(Exercise requirements) Examine the records and identify each line that includes the string "JSON". Copy those lines.

(Web page and app entries)
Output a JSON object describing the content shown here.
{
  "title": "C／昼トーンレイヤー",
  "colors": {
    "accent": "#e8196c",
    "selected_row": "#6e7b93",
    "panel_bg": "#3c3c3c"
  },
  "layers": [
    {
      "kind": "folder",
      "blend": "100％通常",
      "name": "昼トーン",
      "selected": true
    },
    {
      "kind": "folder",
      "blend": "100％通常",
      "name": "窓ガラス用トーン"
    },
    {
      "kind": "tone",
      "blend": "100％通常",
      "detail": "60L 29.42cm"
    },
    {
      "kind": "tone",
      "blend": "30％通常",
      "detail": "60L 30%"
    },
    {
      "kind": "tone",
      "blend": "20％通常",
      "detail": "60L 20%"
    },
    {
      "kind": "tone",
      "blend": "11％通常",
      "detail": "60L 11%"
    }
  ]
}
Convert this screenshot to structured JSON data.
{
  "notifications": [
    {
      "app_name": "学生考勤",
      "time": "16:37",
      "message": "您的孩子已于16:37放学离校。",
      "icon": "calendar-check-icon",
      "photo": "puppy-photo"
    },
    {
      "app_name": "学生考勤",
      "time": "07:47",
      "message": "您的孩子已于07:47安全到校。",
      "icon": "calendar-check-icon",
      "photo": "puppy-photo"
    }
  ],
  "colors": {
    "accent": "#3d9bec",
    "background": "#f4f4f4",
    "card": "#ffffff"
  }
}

(Exercise answer)
Output a JSON object describing the content shown here.
Convert this screenshot to structured JSON data.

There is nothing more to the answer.